=== What to do ===
Copy each line from the data that has the word "badge" in it.

=== Records ===
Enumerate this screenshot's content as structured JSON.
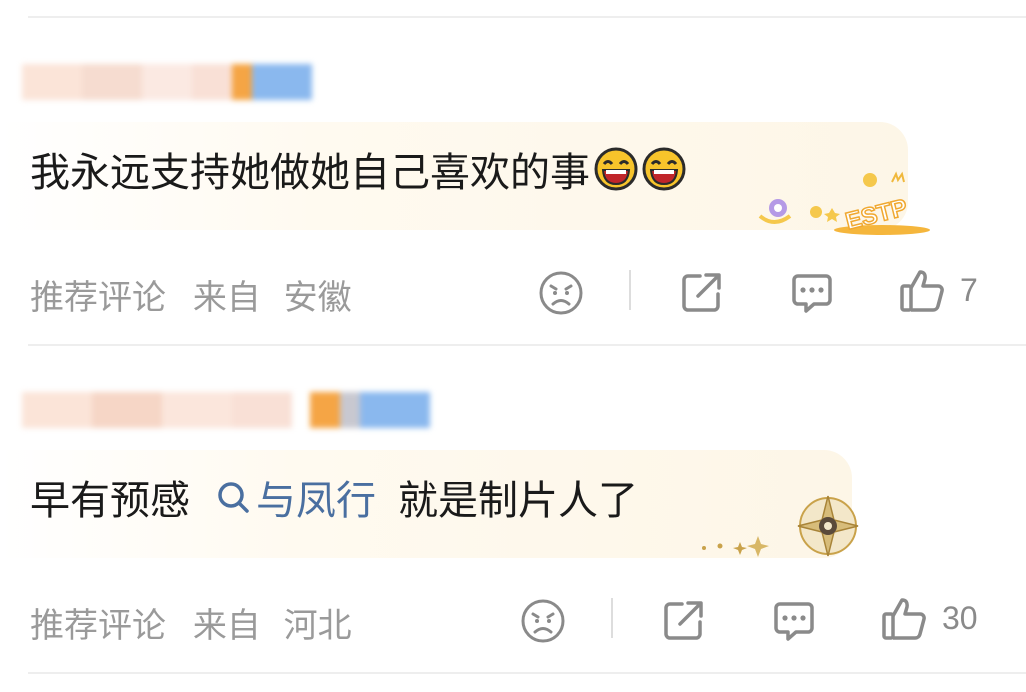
{
  "comments": [
    {
      "text": "我永远支持她做她自己喜欢的事",
      "emojis": [
        "laughing-emoji",
        "laughing-emoji"
      ],
      "badge": {
        "icon": "estp-badge",
        "label": "ESTP"
      },
      "tag": "推荐评论",
      "location_prefix": "来自",
      "location": "安徽",
      "likes": "7"
    },
    {
      "text_before": "早有预感",
      "topic": "与凤行",
      "text_after": "就是制片人了",
      "badge": {
        "icon": "compass-badge"
      },
      "tag": "推荐评论",
      "location_prefix": "来自",
      "location": "河北",
      "likes": "30"
    }
  ],
  "icons": {
    "dislike": "sad-face-icon",
    "share": "share-icon",
    "comment": "comment-icon",
    "like": "thumbs-up-icon",
    "topic_search": "search-icon"
  },
  "colors": {
    "text": "#1a1a1a",
    "meta": "#9a9a9a",
    "icon": "#8a8a8a",
    "topic": "#4a6fa0",
    "bubble": "#fdf6e7"
  }
}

=== Answer for this exercise ===
      "badge": {
        "icon": "estp-badge",
      "badge": {
        "icon": "compass-badge"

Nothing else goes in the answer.